But Canada also acknowledged indirectly that security problems will likely continue after its combat forces leave, unveiling a new immigration program to aid Afghans whose lives would be in danger for having worked with Canadian troops during the mission.
Prime Minister Stephen Harper will meet this week with U.S. President Barack Obama, whose top military officer said on Tuesday that more troops will probably be needed to curb growing insurgent violence in Afghanistan.
Harper and Obama are expected to discuss Afghanistan, but Canadian Trade Minister Stockwell Day downplayed suggestions that Washington will pressure Ottawa to keep the troops in Afghanistan longer than now planned.

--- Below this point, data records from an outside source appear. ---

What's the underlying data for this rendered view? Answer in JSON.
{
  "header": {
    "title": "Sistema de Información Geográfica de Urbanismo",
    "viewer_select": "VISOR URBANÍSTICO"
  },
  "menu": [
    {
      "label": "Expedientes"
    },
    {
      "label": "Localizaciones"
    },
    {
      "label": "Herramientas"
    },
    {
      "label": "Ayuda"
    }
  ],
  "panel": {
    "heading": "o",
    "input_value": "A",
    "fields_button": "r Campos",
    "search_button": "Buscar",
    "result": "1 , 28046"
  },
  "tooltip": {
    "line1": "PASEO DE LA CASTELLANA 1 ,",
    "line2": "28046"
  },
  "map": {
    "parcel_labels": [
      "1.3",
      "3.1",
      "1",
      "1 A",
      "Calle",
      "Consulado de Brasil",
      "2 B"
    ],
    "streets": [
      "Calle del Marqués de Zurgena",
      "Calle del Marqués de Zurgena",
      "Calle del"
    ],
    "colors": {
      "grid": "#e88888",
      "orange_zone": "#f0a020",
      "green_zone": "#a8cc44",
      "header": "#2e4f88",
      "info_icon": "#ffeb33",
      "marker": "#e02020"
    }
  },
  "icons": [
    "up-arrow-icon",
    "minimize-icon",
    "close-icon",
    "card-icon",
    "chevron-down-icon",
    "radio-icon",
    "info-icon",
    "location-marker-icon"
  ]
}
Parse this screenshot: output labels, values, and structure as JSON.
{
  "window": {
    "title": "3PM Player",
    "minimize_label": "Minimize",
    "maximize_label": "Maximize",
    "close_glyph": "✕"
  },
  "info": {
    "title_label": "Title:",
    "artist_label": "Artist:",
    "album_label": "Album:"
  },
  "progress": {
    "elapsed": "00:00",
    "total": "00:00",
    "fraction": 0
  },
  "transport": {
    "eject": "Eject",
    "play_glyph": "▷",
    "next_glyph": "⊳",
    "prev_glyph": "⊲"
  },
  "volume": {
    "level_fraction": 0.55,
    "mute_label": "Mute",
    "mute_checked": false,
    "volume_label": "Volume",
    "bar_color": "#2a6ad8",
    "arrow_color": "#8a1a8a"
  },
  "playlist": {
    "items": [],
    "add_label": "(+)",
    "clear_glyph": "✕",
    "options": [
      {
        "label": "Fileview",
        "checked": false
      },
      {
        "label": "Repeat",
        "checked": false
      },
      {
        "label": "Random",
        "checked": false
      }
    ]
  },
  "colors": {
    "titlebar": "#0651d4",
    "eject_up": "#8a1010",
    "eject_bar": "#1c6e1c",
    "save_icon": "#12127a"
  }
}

"To date, their understanding of our position is very clear," Day told reporters in Ottawa where he released the latest quarterly report on the status of Canadian military and civilian projects in Afghanistan.
The report said Canada was making progress in efforts to rebuild Afghanistan's education system, infrastructure and police training programs, despite "significant" security problems that continued to grow worse.
Canada has about 2,700 soldiers on the military mission in the Kandahar region, which has seen some of the worst fighting with Taliban forces. Public support for the mission has wavered as the death toll among military personnel climbs.
The Kandahar area has also seen serious allegations of fraud during the recent Afghan elections. Canada was monitoring the claims, but the fact the election happened at all was a sign of progress, Day said.
Ottawa also unveiled a temporary immigration program to help Afghans who face safety threats for having co-operated with Canadian operations, but would not qualify for entry into Canada under existing refugee plans.
Ottawa has an obligation to help protect Afghans who have risked their lives on Canada's behalf, Immigration Minister Jason Kenney said.
"So (the program) says, yes, the place continues to be dangerous. But it also says Canada is being fair and just to these people who have taken the risks for our country," he told reporters.
Afghans who have worked for at least a year with the Canadian mission will be eligible to apply for relocation to Canada up until the mission ends in 2011, Kenney said.
The program will be similar to those already offered to Afghans by the United States and Britain, the government said.
Reporting by Allan Dowd; editing by Rob Wilson